In this blog, we asked Sandy questions that dive into her leadership experiences, diversity and inclusion challenges, and advice for women seeking to make an impact in their careers:
Q: Tell us about your journey, what caused you to choose to pursue a career in mental health? What led you to work at Alexander Youth Network?
A: My career journey spans several industries, but I’ve always been committed to working in the non-profit sector. The reason for this is simple—that’s where you can find the most dedicated and loyal teams who are passionate about their organization’s mission. I was first introduced to the field of mental health while working as an HR business partner for Mecklenburg County. I had five clients in my portfolio, including Area Mental Health which was my largest and most interesting customer. When the County was preparing for massive layoffs in 2010, I connected several affected employees from the County to Alexander Youth Network. Alexander stood out as an outstanding provider in children’s behavioral health. When the opening for an HR Director was made known, I put my name in the hat and the rest is history! Although I left for a brief time, I am happy to call myself a boomerang employee who has the distinguished honor of serving as Alexander’s Chief People & Culture Officer since July of 2022.
Q: What advice would you give to women who want to grow as leaders?

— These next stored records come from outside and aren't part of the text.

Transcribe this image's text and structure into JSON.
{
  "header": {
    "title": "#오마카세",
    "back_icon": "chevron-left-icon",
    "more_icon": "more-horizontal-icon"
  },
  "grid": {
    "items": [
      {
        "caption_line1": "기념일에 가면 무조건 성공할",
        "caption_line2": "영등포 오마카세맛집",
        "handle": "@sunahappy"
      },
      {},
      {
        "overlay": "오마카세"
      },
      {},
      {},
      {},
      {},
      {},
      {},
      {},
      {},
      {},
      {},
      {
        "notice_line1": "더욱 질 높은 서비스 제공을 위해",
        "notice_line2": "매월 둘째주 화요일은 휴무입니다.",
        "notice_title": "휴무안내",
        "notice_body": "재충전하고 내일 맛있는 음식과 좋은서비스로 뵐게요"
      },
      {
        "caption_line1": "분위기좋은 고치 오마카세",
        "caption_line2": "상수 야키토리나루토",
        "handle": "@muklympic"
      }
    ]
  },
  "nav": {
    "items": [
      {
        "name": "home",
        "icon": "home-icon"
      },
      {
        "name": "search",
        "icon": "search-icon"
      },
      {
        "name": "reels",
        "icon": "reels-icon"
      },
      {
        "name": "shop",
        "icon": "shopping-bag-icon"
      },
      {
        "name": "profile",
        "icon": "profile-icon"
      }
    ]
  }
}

A: The best advice I can give to other women who want to grow as leaders is to be willing to share knowledge and advice with other women inside or outside of your company. Perhaps even go the extra mile of formally becoming a mentor. Mentoring other women is an invaluable process of honing one’s leadership skills because it’s different than the day-to-day leadership we provide our employees. Mentors can be a lifetime resource to mentees who need to learn about the “unwritten rules” of the workplace and get feedback and redirection from someone with whom they can confide. These are the reasons mentoring is a requirement for our flagship professional development program, the AYN Leadership Institute.
“The best advice I can give to other women who want to grow as leaders is to be willing to share knowledge and advice with other women inside or outside of your company. Perhaps even go the extra mile of formally becoming a mentor.”
Q: As the Chief People & Culture Officer, can you describe the importance of our culture here at Alexander?
A: At Alexander, “culture” is what drives us. It’s what inspires us as employees to live out our values every day and deliver our brand promise of being the leader in behavioral healthcare. We do this in a powerful way because we care about achieving results for the children and adolescents we serve.
Q: Why is diversity and inclusion so important in the workforce, and how can a good leader make a difference in this area?
A: DE&I needs to be at the core of all our business processes, not just human capital. It’s more than just a checklist of training courses and affirmative action efforts. As leaders, we need to recognize the importance of examining DE&I in making supplier selections, designing customer and communication strategies, and creating philanthropic and community ties. This holistic approach to DE&I is how a good leader can make impactful change.